My limited experience and knowledge gained (as I delve into breeding my own olive eggers from several rare breeds).
Here's a good article about the process of selective breeding and when it becomes inbreeding depression.
Over breeding or inbreeding?
X 2 ?
Good question...are you meaning inbreeding or over breeding as when the hens are over bred, given too much attention, by a zealous rooster?
If you mean the latter...it can cause quite a bit of distress and physical harm to the hens. Some roosters can create raw, bare spots on hens. With improperly trimmed spurs, they can even create open gashes and wounds.
Hen aprons help, but separation is generally the best choice if the rooster is too amorous. Many let the rooster(s) cool their heels awhile in a bachelor pad so the ladies can get some rest.
A hen only needs to breed once, then is fertile for about 3 weeks, as her body has the capacity to retain sperm in a part of her oviduct. Therefore, a lot of breeding is not necessary to keep them fertile. It is generally advised to have 1 rooster to 10 hens to prevent over breeding, as in too much attention, to the ladies.
Over breeding.. too many roos to hens.. Too much breeding.
Post number 5 gives you the answer.
Physical damage, even death and reduced egg production are items I would add to Lady of McCamley's post.
Can it cause internal laying?
I'm only asking the consequences because someone was asking questions about it and I just want to make sure all my facts are true.
By internal laying, do you mean egg binding?
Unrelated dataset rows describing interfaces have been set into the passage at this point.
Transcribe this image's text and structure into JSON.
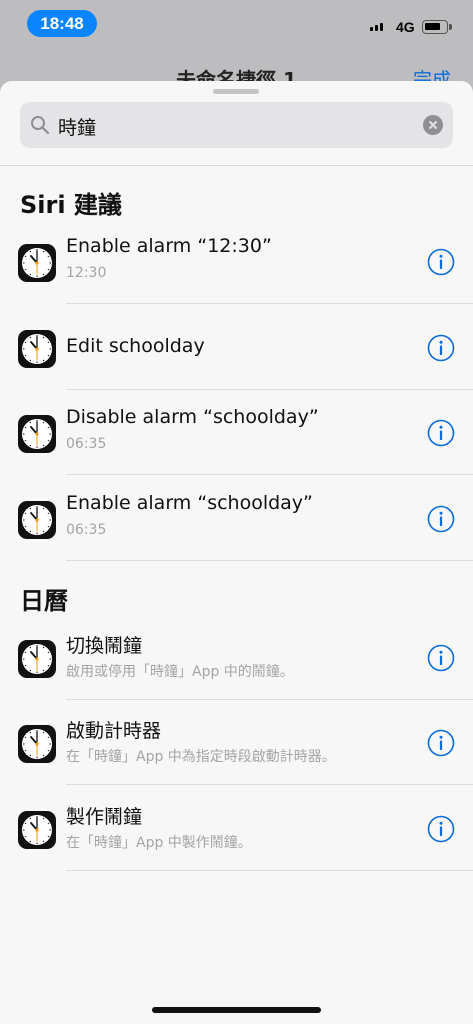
{
  "status": {
    "time": "18:48",
    "network": "4G"
  },
  "background": {
    "title": "未命名捷徑 1",
    "done": "完成"
  },
  "search": {
    "value": "時鐘"
  },
  "sections": [
    {
      "title": "Siri 建議"
    },
    {
      "title": "日曆"
    }
  ],
  "rows": [
    {
      "title": "Enable alarm “12:30”",
      "subtitle": "12:30"
    },
    {
      "title": "Edit schoolday",
      "subtitle": ""
    },
    {
      "title": "Disable alarm “schoolday”",
      "subtitle": "06:35"
    },
    {
      "title": "Enable alarm “schoolday”",
      "subtitle": "06:35"
    },
    {
      "title": "切換鬧鐘",
      "subtitle": "啟用或停用「時鐘」App 中的鬧鐘。"
    },
    {
      "title": "啟動計時器",
      "subtitle": "在「時鐘」App 中為指定時段啟動計時器。"
    },
    {
      "title": "製作鬧鐘",
      "subtitle": "在「時鐘」App 中製作鬧鐘。"
    }
  ],
  "icons": {
    "row": "clock-app-icon",
    "info": "info-icon",
    "search": "search-icon",
    "clear": "clear-icon"
  },
  "colors": {
    "accent": "#0a6cd9",
    "time_pill": "#0a84ff"
  }
}
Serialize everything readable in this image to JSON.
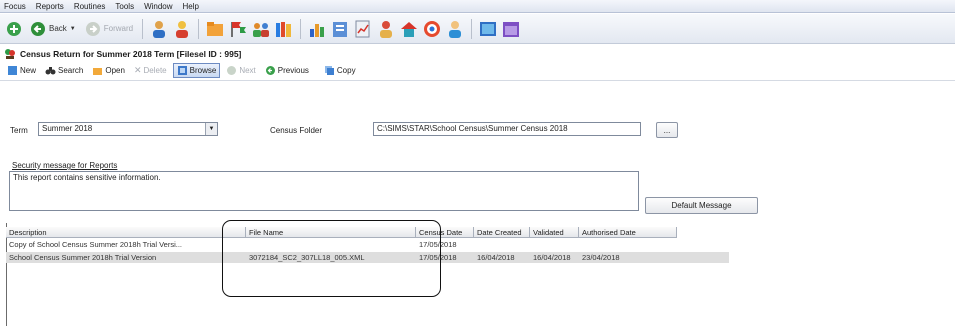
{
  "menu": [
    "Focus",
    "Reports",
    "Routines",
    "Tools",
    "Window",
    "Help"
  ],
  "toolbar": {
    "back_label": "Back",
    "forward_label": "Forward",
    "icons": [
      "home-icon",
      "teacher-icon",
      "pupil-icon",
      "folder-icon",
      "flags-icon",
      "group-icon",
      "books-icon",
      "chart-icon",
      "clipboard-icon",
      "report-icon",
      "people-icon",
      "house-icon",
      "target-icon",
      "person-icon",
      "board-icon",
      "calendar-icon"
    ]
  },
  "window": {
    "title": "Census Return for Summer 2018 Term [Filesel ID : 995]"
  },
  "actions": {
    "new": "New",
    "search": "Search",
    "open": "Open",
    "delete": "Delete",
    "browse": "Browse",
    "next": "Next",
    "previous": "Previous",
    "copy": "Copy"
  },
  "form": {
    "term_label": "Term",
    "term_value": "Summer 2018",
    "census_folder_label": "Census Folder",
    "census_folder_value": "C:\\SIMS\\STAR\\School Census\\Summer Census 2018",
    "browse_button": "...",
    "security_label": "Security message for Reports",
    "security_message": "This report contains sensitive information.",
    "default_message_button": "Default Message"
  },
  "grid": {
    "columns": [
      "Description",
      "File Name",
      "Census Date",
      "Date Created",
      "Validated",
      "Authorised Date"
    ],
    "rows": [
      [
        "Copy of School Census Summer 2018h Trial Versi...",
        "",
        "17/05/2018",
        "",
        "",
        ""
      ],
      [
        "School Census Summer 2018h Trial Version",
        "3072184_SC2_307LL18_005.XML",
        "17/05/2018",
        "16/04/2018",
        "16/04/2018",
        "23/04/2018"
      ]
    ],
    "selected_row": 1
  },
  "colors": {
    "selection": "#dedede",
    "browse_active": "#c9d9f2",
    "annotation": "#111111"
  }
}
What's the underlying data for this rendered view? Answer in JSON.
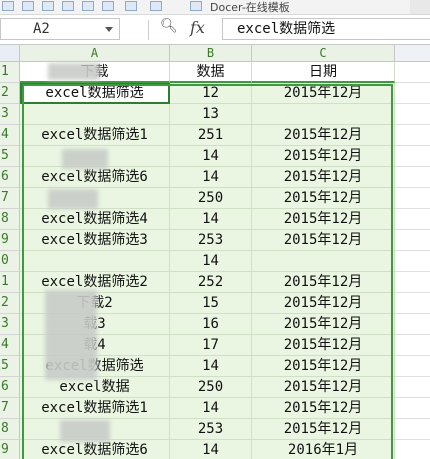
{
  "toolbar": {
    "title": "Docer-在线模板"
  },
  "formula_bar": {
    "name_box": "A2",
    "fx_label": "fx",
    "zoom_icon": "zoom-icon",
    "content": "excel数据筛选"
  },
  "columns": [
    "A",
    "B",
    "C"
  ],
  "header_row": {
    "row": "1",
    "a": "下载",
    "b": "数据",
    "c": "日期"
  },
  "rows": [
    {
      "row": "2",
      "a": "excel数据筛选",
      "b": "12",
      "c": "2015年12月"
    },
    {
      "row": "3",
      "a": "",
      "b": "13",
      "c": ""
    },
    {
      "row": "4",
      "a": "excel数据筛选1",
      "b": "251",
      "c": "2015年12月"
    },
    {
      "row": "5",
      "a": "",
      "b": "14",
      "c": "2015年12月"
    },
    {
      "row": "6",
      "a": "excel数据筛选6",
      "b": "14",
      "c": "2015年12月"
    },
    {
      "row": "7",
      "a": "",
      "b": "250",
      "c": "2015年12月"
    },
    {
      "row": "8",
      "a": "excel数据筛选4",
      "b": "14",
      "c": "2015年12月"
    },
    {
      "row": "9",
      "a": "excel数据筛选3",
      "b": "253",
      "c": "2015年12月"
    },
    {
      "row": "0",
      "a": "",
      "b": "14",
      "c": ""
    },
    {
      "row": "1",
      "a": "excel数据筛选2",
      "b": "252",
      "c": "2015年12月"
    },
    {
      "row": "2",
      "a": "下载2",
      "b": "15",
      "c": "2015年12月"
    },
    {
      "row": "3",
      "a": "载3",
      "b": "16",
      "c": "2015年12月"
    },
    {
      "row": "4",
      "a": "载4",
      "b": "17",
      "c": "2015年12月"
    },
    {
      "row": "5",
      "a": "excel数据筛选",
      "b": "14",
      "c": "2015年12月"
    },
    {
      "row": "6",
      "a": "excel数据",
      "b": "250",
      "c": "2015年12月"
    },
    {
      "row": "7",
      "a": "excel数据筛选1",
      "b": "14",
      "c": "2015年12月"
    },
    {
      "row": "8",
      "a": "",
      "b": "253",
      "c": "2015年12月"
    },
    {
      "row": "9",
      "a": "excel数据筛选6",
      "b": "14",
      "c": "2016年1月"
    }
  ]
}
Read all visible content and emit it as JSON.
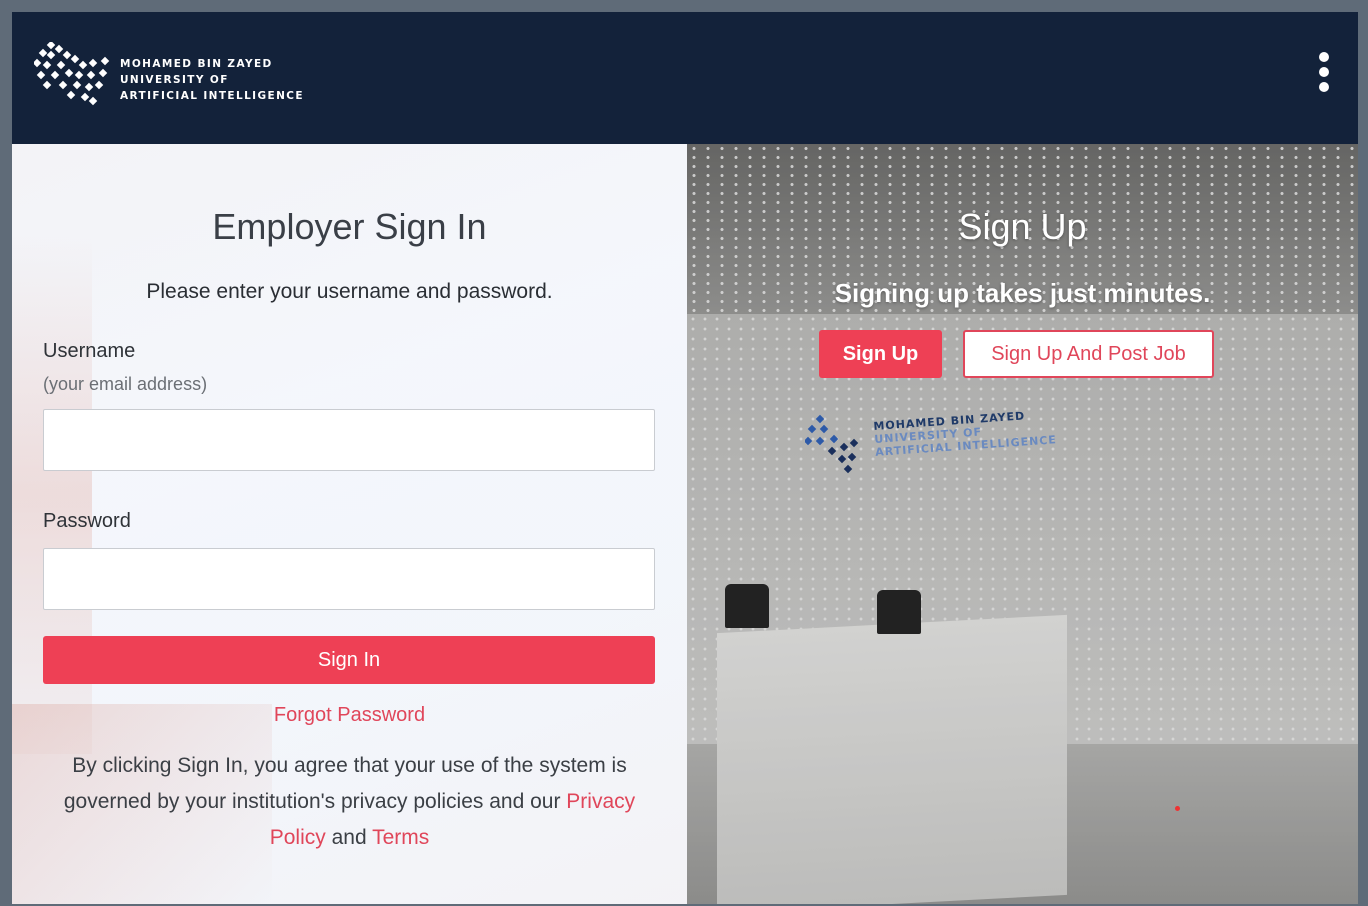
{
  "header": {
    "logo_line1": "MOHAMED BIN ZAYED",
    "logo_line2": "UNIVERSITY OF",
    "logo_line3": "ARTIFICIAL INTELLIGENCE",
    "menu_icon": "kebab-menu-icon"
  },
  "signin": {
    "title": "Employer Sign In",
    "subtitle": "Please enter your username and password.",
    "username_label": "Username",
    "username_hint": "(your email address)",
    "username_value": "",
    "password_label": "Password",
    "password_value": "",
    "button_label": "Sign In",
    "forgot_label": "Forgot Password",
    "agree_text": "By clicking Sign In, you agree that your use of the system is governed by your institution's privacy policies and our",
    "privacy_link": "Privacy Policy",
    "and_text": "and",
    "terms_link": "Terms"
  },
  "signup": {
    "title": "Sign Up",
    "subtitle": "Signing up takes just minutes.",
    "signup_button": "Sign Up",
    "signup_post_button": "Sign Up And Post Job",
    "wall_logo_line1": "MOHAMED BIN ZAYED",
    "wall_logo_line2": "UNIVERSITY OF",
    "wall_logo_line3": "ARTIFICIAL INTELLIGENCE"
  },
  "colors": {
    "header_bg": "#13223a",
    "accent": "#ee4055",
    "link": "#e0465a"
  }
}
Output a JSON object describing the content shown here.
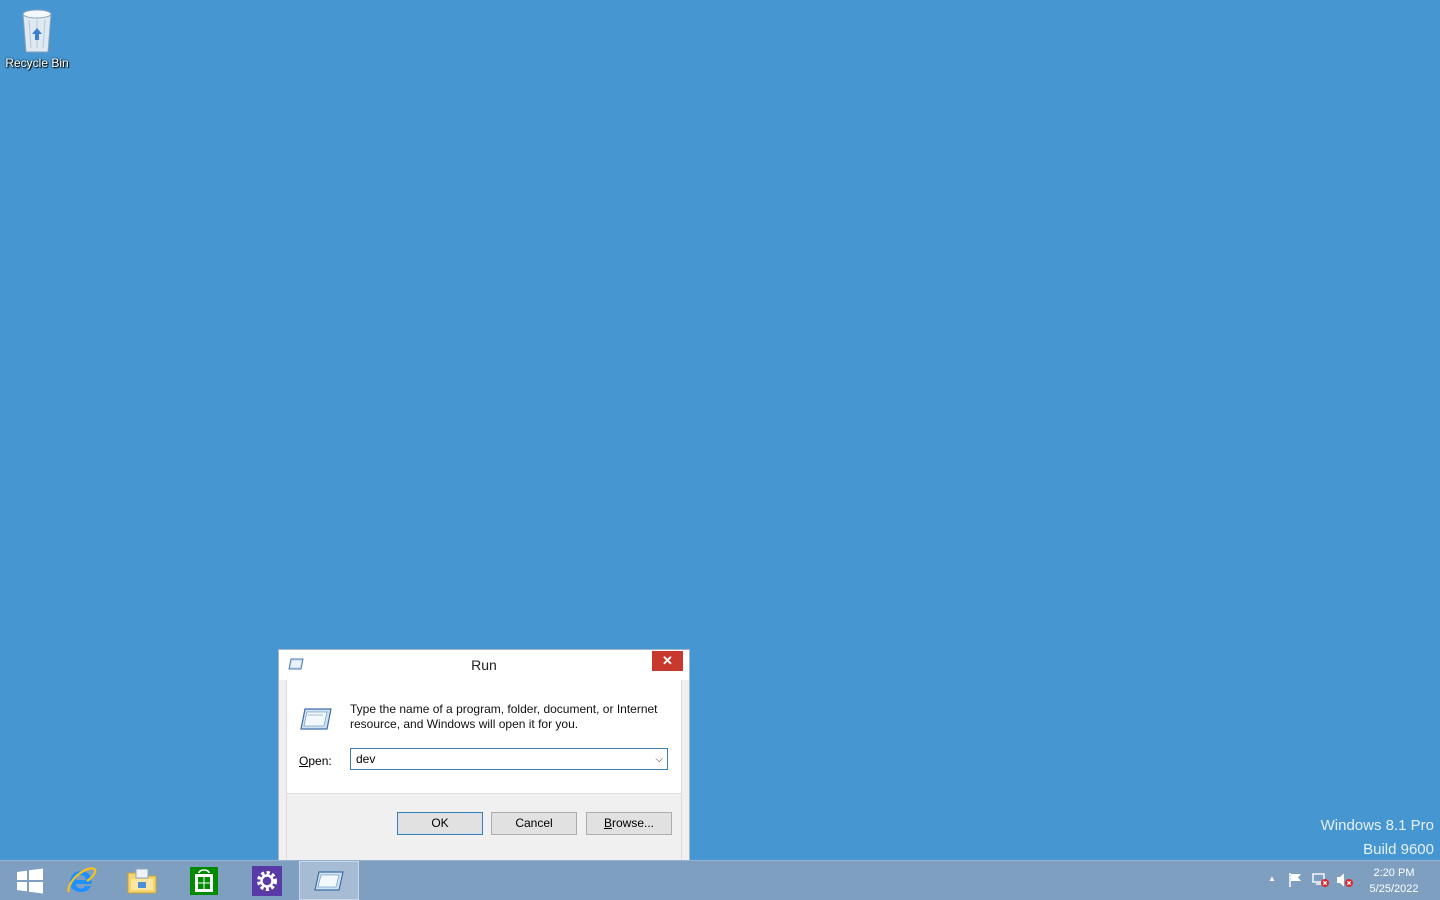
{
  "desktop": {
    "icons": [
      {
        "label": "Recycle Bin",
        "icon": "recycle-bin-icon"
      }
    ],
    "watermark": {
      "line1": "Windows 8.1 Pro",
      "line2": "Build 9600"
    },
    "background_color": "#4596d1"
  },
  "run_dialog": {
    "title": "Run",
    "close_symbol": "✕",
    "description": "Type the name of a program, folder, document, or Internet resource, and Windows will open it for you.",
    "open_label_accel": "O",
    "open_label_rest": "pen:",
    "open_value": "dev",
    "buttons": {
      "ok": "OK",
      "cancel": "Cancel",
      "browse_accel": "B",
      "browse_rest": "rowse..."
    }
  },
  "taskbar": {
    "items": [
      "start-icon",
      "internet-explorer-icon",
      "file-explorer-icon",
      "store-icon",
      "settings-icon",
      "run-icon"
    ],
    "active_item": "run-icon",
    "tray": {
      "overflow_symbol": "▲",
      "time": "2:20 PM",
      "date": "5/25/2022"
    }
  }
}
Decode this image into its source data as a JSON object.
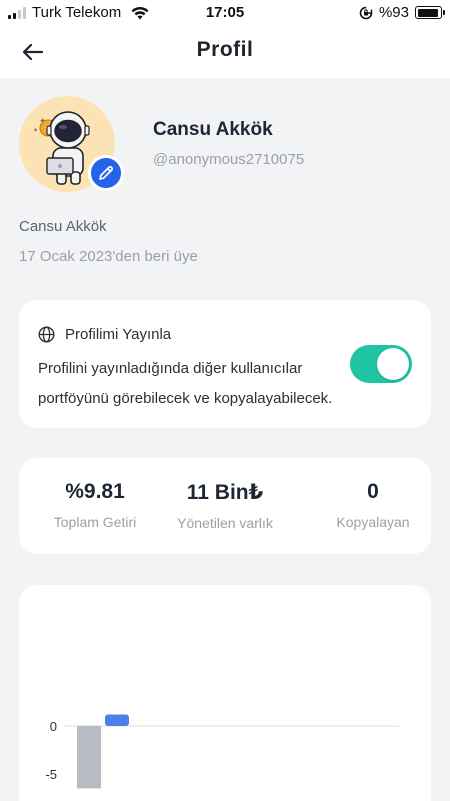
{
  "status_bar": {
    "carrier": "Turk Telekom",
    "time": "17:05",
    "battery": "%93",
    "battery_level": 0.93
  },
  "header": {
    "title": "Profil"
  },
  "profile": {
    "display_name": "Cansu Akkök",
    "username": "@anonymous2710075",
    "full_name": "Cansu Akkök",
    "member_since": "17 Ocak 2023'den beri üye"
  },
  "publish": {
    "title": "Profilimi Yayınla",
    "description": "Profilini yayınladığında diğer kullanıcılar portföyünü görebilecek ve kopyalayabilecek.",
    "enabled": true
  },
  "stats": [
    {
      "value": "%9.81",
      "label": "Toplam Getiri"
    },
    {
      "value": "11 Bin₺",
      "label": "Yönetilen varlık"
    },
    {
      "value": "0",
      "label": "Kopyalayan"
    }
  ],
  "colors": {
    "accent": "#2563eb",
    "toggle_on": "#20c4a2",
    "bar_blue": "#4f7fe8",
    "bar_gray": "#b8bcc2"
  },
  "chart_data": {
    "type": "bar",
    "tick_labels": [
      "0",
      "-5"
    ],
    "series": [
      {
        "values": [
          -6.5
        ],
        "color": "#b8bcc2"
      },
      {
        "values": [
          1.2
        ],
        "color": "#4f7fe8"
      }
    ]
  }
}
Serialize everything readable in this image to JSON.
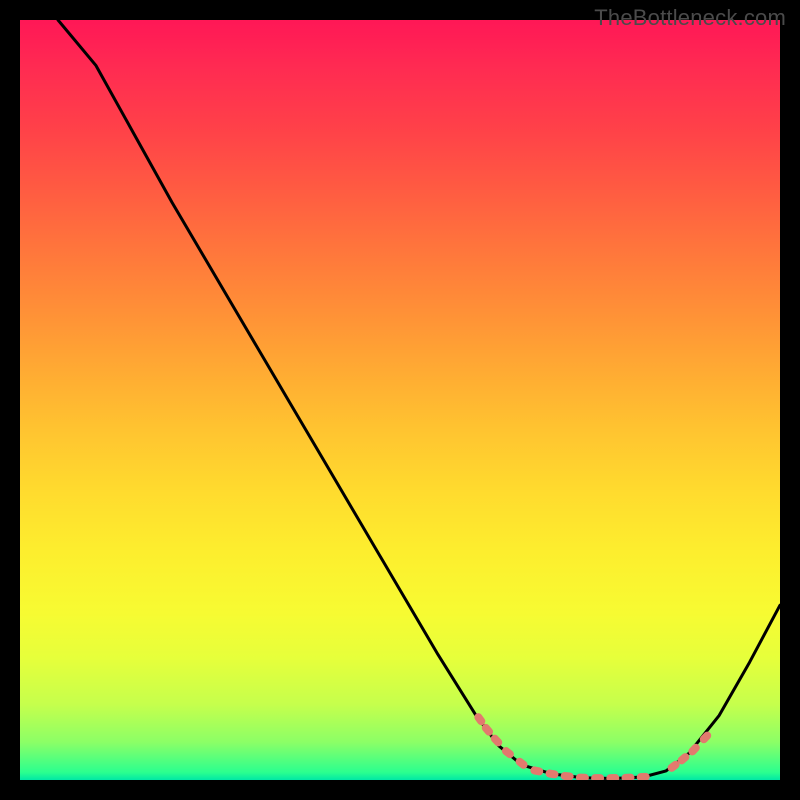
{
  "watermark": "TheBottleneck.com",
  "chart_data": {
    "type": "line",
    "title": "",
    "xlabel": "",
    "ylabel": "",
    "xlim": [
      0,
      100
    ],
    "ylim": [
      0,
      100
    ],
    "gradient_note": "Background vertical gradient red→yellow→green indicates bottleneck severity (top=high, bottom=low).",
    "series": [
      {
        "name": "bottleneck-curve",
        "color": "#000000",
        "x": [
          5,
          10,
          15,
          20,
          25,
          30,
          35,
          40,
          45,
          50,
          55,
          60,
          63,
          66,
          70,
          74,
          78,
          82,
          85,
          88,
          92,
          96,
          100
        ],
        "y": [
          100,
          94,
          85,
          76,
          67.5,
          59,
          50.5,
          42,
          33.5,
          25,
          16.5,
          8.5,
          4.5,
          2,
          0.8,
          0.3,
          0.2,
          0.4,
          1.2,
          3.5,
          8.5,
          15.5,
          23
        ]
      }
    ],
    "dotted_segments": [
      {
        "name": "optimal-range-left",
        "color": "#e27a6e",
        "x": [
          60.5,
          61.5,
          62.7,
          64.2,
          66
        ],
        "y": [
          8.0,
          6.6,
          5.2,
          3.6,
          2.2
        ]
      },
      {
        "name": "optimal-range-floor",
        "color": "#e27a6e",
        "x": [
          68,
          70,
          72,
          74,
          76,
          78,
          80,
          82
        ],
        "y": [
          1.2,
          0.8,
          0.5,
          0.3,
          0.25,
          0.25,
          0.3,
          0.4
        ]
      },
      {
        "name": "optimal-range-right",
        "color": "#e27a6e",
        "x": [
          86,
          87.3,
          88.7,
          90.2
        ],
        "y": [
          1.8,
          2.8,
          4.0,
          5.6
        ]
      }
    ]
  }
}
It is theoretically possible I should think.... Egg binding can be caused by inflammation or scarring of the egg duct. That could happen with over aggressive breeding if it caused vent inflammation or aggravated vent obstruction.